Chimpanzees are facing declining populations across their range in Africa. However, eco-tourism that is well-managed can help protect the forests that are vital to their survival. The Albertine Rift, which is located where East Africa meets the jungles of the Congo, is a great destination for those interested in primate-watching. This region is incredibly biodiverse and is home to most of Africa’s chimpanzees, as well as more endemic wildlife species than any other eco-region on the continent. Uganda is particularly known for its prime habitats for chimpanzees, mountain gorillas, golden monkeys, and other primates. However, it is not the only option for those interested in visiting these regions.
Kibale forest National Park is the most popular destination for chimpanzee viewing. There are many accommodations available in the area and the terrain is relatively flat and easy to navigate, with minimal underbrush. During one-hour chimp sightings, groups may take turns observing the chimpanzees, but it is also possible to book a full-day Habituation Experience year-round, which can provide longer and quieter sightings that may be less predictable. It is also possible to encounter elephants in the park, but visitors will be accompanied by an armed guide who can take necessary precautions to ensure safety.
Situated near Lake Albert and within the Murchison Falls Conservation Area, this reserve is home to over 600 chimpanzees and features a rustic eco-lodge with connections to a research station. The terrain is relatively flat, and tourists can choose to go on a half-day tour to observe a habituated group for an hour, or during low season (January to June and October to December), they can spend an entire day in the forest. This is a great experience, although the canopy is denser than in Kibale, making photography more challenging.
Kyambura is a forested ravine located on a grassy plain, with a beautiful riverside path at its base. The small community of chimpanzees in this area has a sad history: they are isolated from the main Maramagambo forest by an overgrown village and grasslands where predators such as lions and hyenas reside, and they have already begun to show signs of inbreeding. Visitors can book a guided walk through the gorge during their stay, and even if they only catch a glimpse of the chimpanzees, the walk itself is beautiful.
Nyungwe Forest National Park is a protected area in Rwanda known for its diverse array of flora and fauna, including chimpanzees. Located in the southwestern part of the country, Nyungwe is home to a large population of chimpanzees, as well as other primates such as colobus monkeys, mangabeys, and baboons. Visitors to the park can take guided chimpanzee tracking expeditions to observe these intelligent and social animals in their natural habitat. In addition to the chimpanzees, Nyungwe is also home to over 300 species of birds, making it a paradise for birdwatchers. The park is also known for its extensive network of hiking trails and waterfalls, making it a popular destination for eco-tourism and nature enthusiasts.
Gombe Stream National Park is a protected area located in western Tanzania, on the eastern shore of Lake Tanganyika.
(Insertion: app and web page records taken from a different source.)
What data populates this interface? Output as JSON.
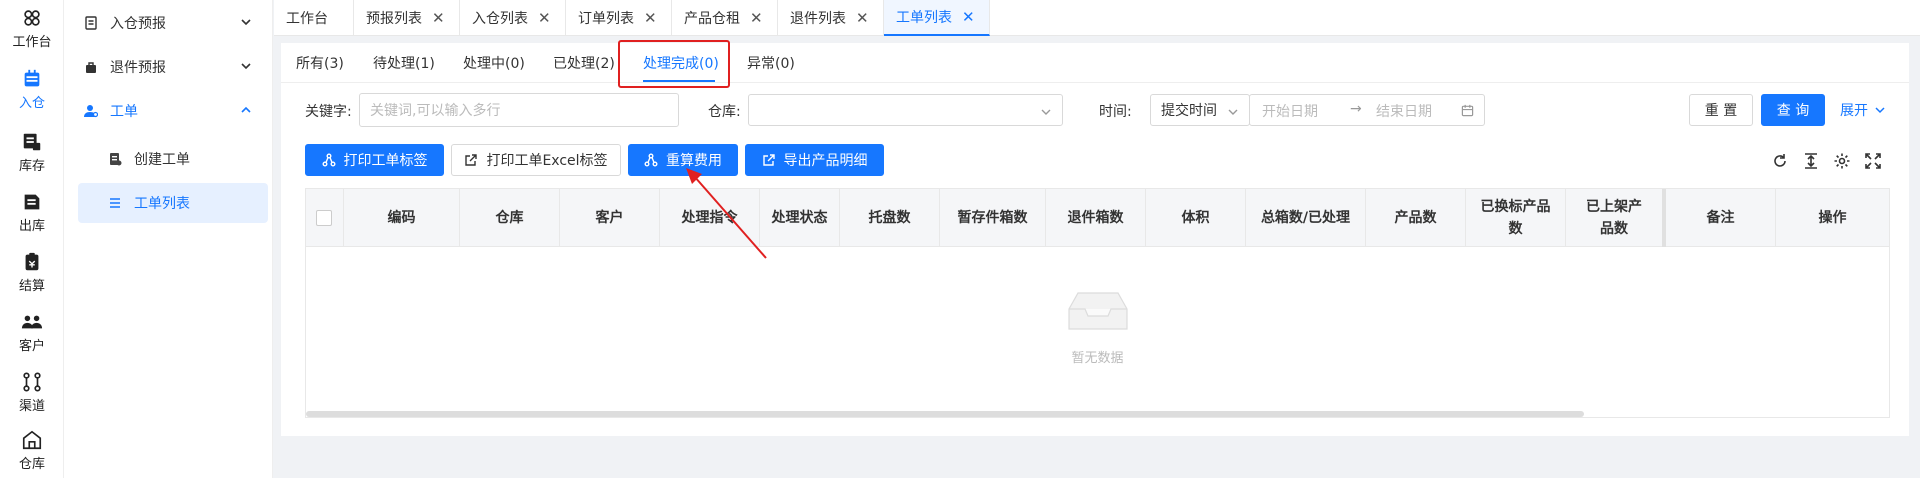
{
  "rail": [
    {
      "icon": "workbench-icon",
      "label": "工作台"
    },
    {
      "icon": "inbound-icon",
      "label": "入仓",
      "active": true
    },
    {
      "icon": "inventory-icon",
      "label": "库存"
    },
    {
      "icon": "outbound-icon",
      "label": "出库"
    },
    {
      "icon": "settlement-icon",
      "label": "结算"
    },
    {
      "icon": "customer-icon",
      "label": "客户"
    },
    {
      "icon": "channel-icon",
      "label": "渠道"
    },
    {
      "icon": "warehouse-icon",
      "label": "仓库"
    }
  ],
  "sidebar": {
    "groups": [
      {
        "icon": "document-icon",
        "label": "入仓预报"
      },
      {
        "icon": "bag-icon",
        "label": "退件预报"
      },
      {
        "icon": "user-tie-icon",
        "label": "工单"
      }
    ],
    "subs": [
      {
        "icon": "create-doc-icon",
        "label": "创建工单"
      },
      {
        "icon": "list-icon",
        "label": "工单列表"
      }
    ]
  },
  "tabs": [
    "工作台",
    "预报列表",
    "入仓列表",
    "订单列表",
    "产品仓租",
    "退件列表",
    "工单列表"
  ],
  "status_tabs": [
    "所有(3)",
    "待处理(1)",
    "处理中(0)",
    "已处理(2)",
    "处理完成(0)",
    "异常(0)"
  ],
  "filters": {
    "keyword_label": "关键字:",
    "keyword_placeholder": "关键词,可以输入多行",
    "warehouse_label": "仓库:",
    "time_label": "时间:",
    "time_type": "提交时间",
    "start_placeholder": "开始日期",
    "range_separator": "→",
    "end_placeholder": "结束日期",
    "reset": "重 置",
    "query": "查 询",
    "expand": "展开"
  },
  "actions": [
    {
      "label": "打印工单标签",
      "style": "primary"
    },
    {
      "label": "打印工单Excel标签",
      "style": "default"
    },
    {
      "label": "重算费用",
      "style": "primary"
    },
    {
      "label": "导出产品明细",
      "style": "primary"
    }
  ],
  "table": {
    "columns": [
      "编码",
      "仓库",
      "客户",
      "处理指令",
      "处理状态",
      "托盘数",
      "暂存件箱数",
      "退件箱数",
      "体积",
      "总箱数/已处理",
      "产品数",
      "已换标产品数",
      "已上架产品数",
      "备注",
      "操作"
    ],
    "empty_text": "暂无数据"
  },
  "colors": {
    "primary": "#1677ff",
    "highlight": "#e02020"
  }
}
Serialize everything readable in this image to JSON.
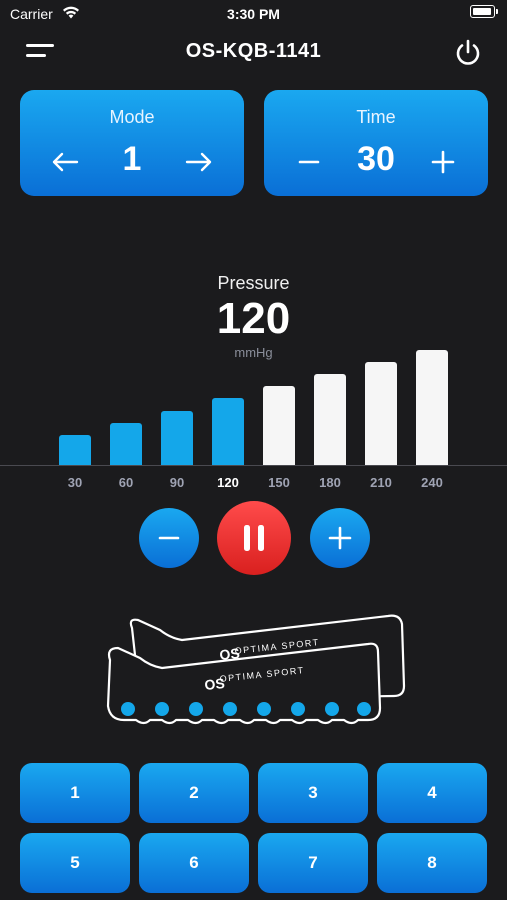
{
  "status_bar": {
    "carrier": "Carrier",
    "time": "3:30 PM"
  },
  "header": {
    "title": "OS-KQB-1141"
  },
  "mode": {
    "label": "Mode",
    "value": "1"
  },
  "time_setting": {
    "label": "Time",
    "value": "30",
    "minus": "−",
    "plus": "+"
  },
  "pressure": {
    "label": "Pressure",
    "value": "120",
    "unit": "mmHg",
    "levels": [
      "30",
      "60",
      "90",
      "120",
      "150",
      "180",
      "210",
      "240"
    ],
    "selected_index": 3
  },
  "controls": {
    "minus": "−",
    "plus": "+"
  },
  "boots": {
    "brand_text": "OPTIMA SPORT",
    "logo": "OS"
  },
  "zones": [
    "1",
    "2",
    "3",
    "4",
    "5",
    "6",
    "7",
    "8"
  ],
  "colors": {
    "accent": "#14a7ea",
    "pause": "#e52b2b",
    "background": "#1b1b1d"
  }
}
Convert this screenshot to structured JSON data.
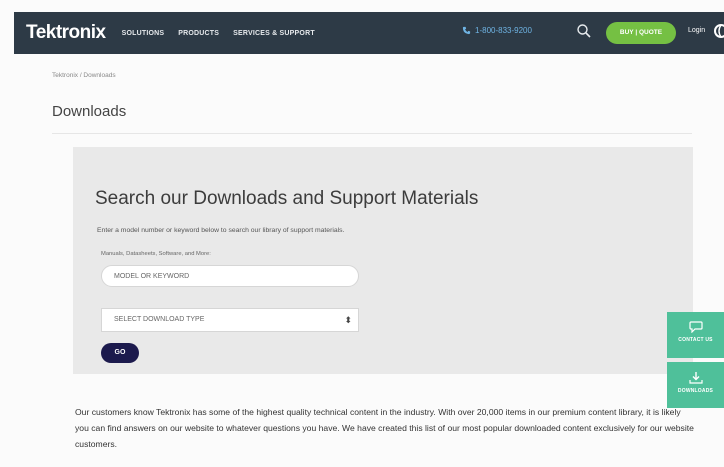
{
  "header": {
    "logo": "Tektronix",
    "nav": [
      "SOLUTIONS",
      "PRODUCTS",
      "SERVICES & SUPPORT"
    ],
    "phone": "1-800-833-9200",
    "buy_label": "BUY | QUOTE",
    "login_label": "Login"
  },
  "breadcrumb": "Tektronix / Downloads",
  "page_title": "Downloads",
  "search_panel": {
    "title": "Search our Downloads and Support Materials",
    "description": "Enter a model number or keyword below to search our library of support materials.",
    "field_label": "Manuals, Datasheets, Software, and More:",
    "input_placeholder": "MODEL OR KEYWORD",
    "select_value": "SELECT DOWNLOAD TYPE",
    "go_label": "GO"
  },
  "body_text": "Our customers know Tektronix has some of the highest quality technical content in the industry. With over 20,000 items in our premium content library, it is likely you can find answers on our website to whatever questions you have. We have created this list of our most popular downloaded content exclusively for our website customers.",
  "side_tabs": {
    "contact_label": "CONTACT US",
    "downloads_label": "DOWNLOADS"
  },
  "colors": {
    "header_bg": "#2d3a46",
    "buy_green": "#75c043",
    "go_navy": "#1c1a4d",
    "side_tab_green": "#4fc09a",
    "phone_blue": "#6fb4e4"
  },
  "icons": [
    "phone-icon",
    "search-icon",
    "globe-icon",
    "chat-icon",
    "download-icon"
  ]
}
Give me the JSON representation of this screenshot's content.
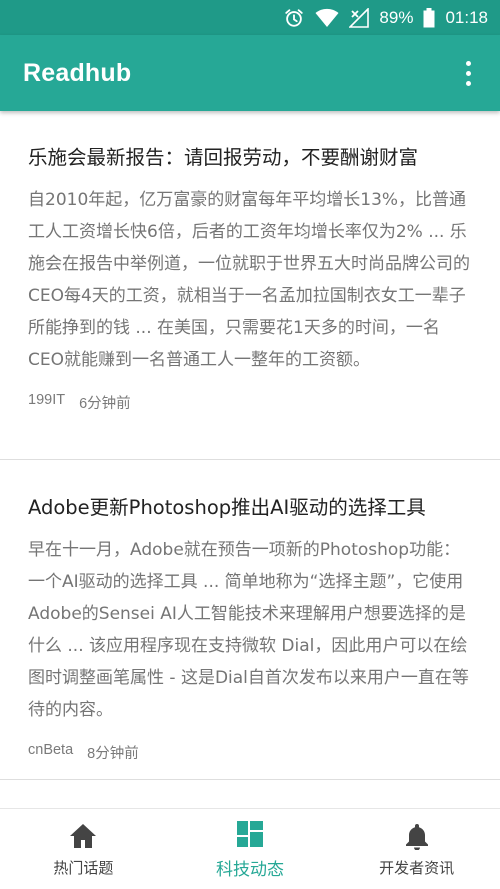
{
  "colors": {
    "status_bar": "#1f9a88",
    "app_bar": "#26a896",
    "accent": "#26a896",
    "title_text": "#222222",
    "summary_text": "#757575",
    "nav_inactive": "#444444"
  },
  "status_bar": {
    "icons": [
      "alarm-icon",
      "wifi-icon",
      "signal-no-data-icon",
      "battery-icon"
    ],
    "battery": "89%",
    "time": "01:18"
  },
  "app_bar": {
    "title": "Readhub",
    "menu_icon": "more-vertical-icon"
  },
  "articles": [
    {
      "title": "乐施会最新报告：请回报劳动，不要酬谢财富",
      "summary": "自2010年起，亿万富豪的财富每年平均增长13%，比普通工人工资增长快6倍，后者的工资年均增长率仅为2% ... 乐施会在报告中举例道，一位就职于世界五大时尚品牌公司的CEO每4天的工资，就相当于一名孟加拉国制衣女工一辈子所能挣到的钱 ... 在美国，只需要花1天多的时间，一名CEO就能赚到一名普通工人一整年的工资额。",
      "source": "199IT",
      "time": "6分钟前"
    },
    {
      "title": "Adobe更新Photoshop推出AI驱动的选择工具",
      "summary": "早在十一月，Adobe就在预告一项新的Photoshop功能：一个AI驱动的选择工具 ... 简单地称为“选择主题”，它使用Adobe的Sensei AI人工智能技术来理解用户想要选择的是什么 ... 该应用程序现在支持微软 Dial，因此用户可以在绘图时调整画笔属性 - 这是Dial自首次发布以来用户一直在等待的内容。",
      "source": "cnBeta",
      "time": "8分钟前"
    }
  ],
  "bottom_nav": [
    {
      "label": "热门话题",
      "icon": "home-icon",
      "active": false
    },
    {
      "label": "科技动态",
      "icon": "dashboard-icon",
      "active": true
    },
    {
      "label": "开发者资讯",
      "icon": "bell-icon",
      "active": false
    }
  ]
}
The park is best known as the site of Dr. Jane Goodall’s pioneering research on chimpanzees, which began in 1960 and continues to this day. The park is home to a large population of chimpanzees, as well as other primates such as red colobus monkeys, red-tailed monkeys, and baboons. Visitors to the park can take guided chimpanzee tracking expeditions to observe these intelligent and social animals in their natural habitat. In addition to the chimpanzees, Gombe Stream National Park is also home to a variety of other wildlife, including bushbucks, red-tailed monkeys, and baboons. The park is also known for its stunning views of Lake Tanganyika and its surrounding forests and savannahs.
Mahale National Park, located in the Rift Valley, is the largest accessible habitat in the region, covering an area of 1,613 sq km. It is home to a variety of wildlife, including chimpanzees, which can be observed on tracking expeditions led by knowledgeable guides at Greystoke Mahale, the best lodge in the area. The park rangers at Mahale are dedicated to protecting the primates and ensuring the safety of visitors by enforcing strict guidelines, such as limiting the duration of visits and requiring the use of masks to prevent the spread of infections. Despite the demanding nature of the tracking expeditions, the stunning lakeside setting of Lake Tanganyika adds to the overall beauty and specialness of the experience.
Several new destinations for chimpanzee tracking are in the works, including Gisovu and Gishwati forests in Rwanda. While these forests currently have small communities of chimps that are not fully habituated, they may become more accustomed to human presence in the future. The new Gishwati-Mukura National Park is scheduled to open to tourists in 2019.
The Tongo Forest project in the Virunga National Park in the Democratic Republic of Congo has been disrupted by civil unrest and is currently off-limits to visitors. However, if peace is restored and plans to exploit its oil reserves are abandoned, this could potentially become another excellent place to see chimpanzees and gorillas.
Kibira National Park in Burundi, an extension of Nyungwe, is known for its abundance of fruit and flowers, which attract both chimpanzees and birds. Currently, the Foreign and Commonwealth Office advises against all travel to this park, but in the future, chimp safaris in the area could provide income for marginalized Batwa communities.